The paintings for the Hall of Realms are well known and documented, but the biggest revelation of the Prado’s exhibition is the gallery dedicated to pictures from the Buen Retiro on classical themes. These have never been gathered together before, and many have been restored especially for the occasion. It is not known precisely why they were commissioned, but it seems likely that as an ensemble they were intended, loosely, to suggest comparisons between Madrid under Philip IV and Rome under the Caesars. So quickly did they have to be commissioned and painted, it seems probable that no coherent iconographic scheme was ever devised for them, so they were always more of a miscellany than the pictures for the Hall of Realms – and all the more entertaining, and odd, for that. Commissioned from a wide variety of Italian and French artists, working principally in Rome and Naples, they amount to a wonderfully eccentric mixture of archaeological reconstruction and pure fantasy – ranging from Domenichino’s Funeral of a Roman Emperor, with its cast of thousands, to a series of prospects of the Colossoem, as it once might have been, by Domenico Gagiuli and Viviano Codazzi, to a series of frenzied and violent classical imaginings by the Baroque master Giovanni Lanfranco, who painted acres of canvas for Philip IV on themes such as gladiators fighting or Roman generals addressing their soldiers. The artists involved seem to have competed with one another to explore more and more exotic or sexy aspects of Roman life. Aniello di Falcone contributed a depiction of splendidly caparisoned elephants riding into the circus, while their attendants dance and clash symbols, while Jusepe de Ribera gave his Spanish masters the frisson of Battling Women – a picture of female gladiators fighting to the death which not only takes the Renaissance preoccupation with reimagining the antique world to a new erotically charged extreme, but might also be said to prefigure the modern cult of female mudwrestling.
Sadly, the organisers have not been able to reconstruct the rooms filled with lascivious nudes mentioned by Jean Muret, so they have contented themselves by concluding this truncated reconstruction of Philip IV’s great white elephant of a palace with a stunning room of landscapes by Claude Lorraine and his followers. Despite its relatively small scale, this show does suggest some of the variety of Philip IV’s extraordinary collection, as well as evoking the mania for collecting that animated the entire enterprise. Quite simply, there had been nothing like the Buen Retiro.
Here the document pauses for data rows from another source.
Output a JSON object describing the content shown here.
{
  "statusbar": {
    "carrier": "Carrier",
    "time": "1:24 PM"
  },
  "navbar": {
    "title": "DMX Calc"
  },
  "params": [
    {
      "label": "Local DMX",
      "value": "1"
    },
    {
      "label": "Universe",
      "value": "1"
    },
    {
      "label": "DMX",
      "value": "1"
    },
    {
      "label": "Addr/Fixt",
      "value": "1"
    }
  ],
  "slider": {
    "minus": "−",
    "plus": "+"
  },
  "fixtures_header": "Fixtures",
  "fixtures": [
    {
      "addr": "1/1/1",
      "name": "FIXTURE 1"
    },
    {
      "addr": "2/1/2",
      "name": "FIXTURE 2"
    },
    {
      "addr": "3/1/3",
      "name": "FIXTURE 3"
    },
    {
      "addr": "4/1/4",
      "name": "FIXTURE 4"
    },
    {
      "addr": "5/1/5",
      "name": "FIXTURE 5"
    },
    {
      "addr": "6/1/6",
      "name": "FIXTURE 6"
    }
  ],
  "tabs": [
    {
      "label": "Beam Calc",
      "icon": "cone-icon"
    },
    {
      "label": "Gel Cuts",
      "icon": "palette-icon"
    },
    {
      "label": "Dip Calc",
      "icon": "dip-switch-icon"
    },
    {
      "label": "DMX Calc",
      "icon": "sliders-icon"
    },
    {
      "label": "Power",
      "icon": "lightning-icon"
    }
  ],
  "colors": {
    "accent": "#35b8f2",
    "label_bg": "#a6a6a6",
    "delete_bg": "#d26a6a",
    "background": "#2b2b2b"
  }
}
It was not only the first truly enormous display of individual, portable works of modern painting ever seen – it was, in effect, the first large-scale installation of contemporary art.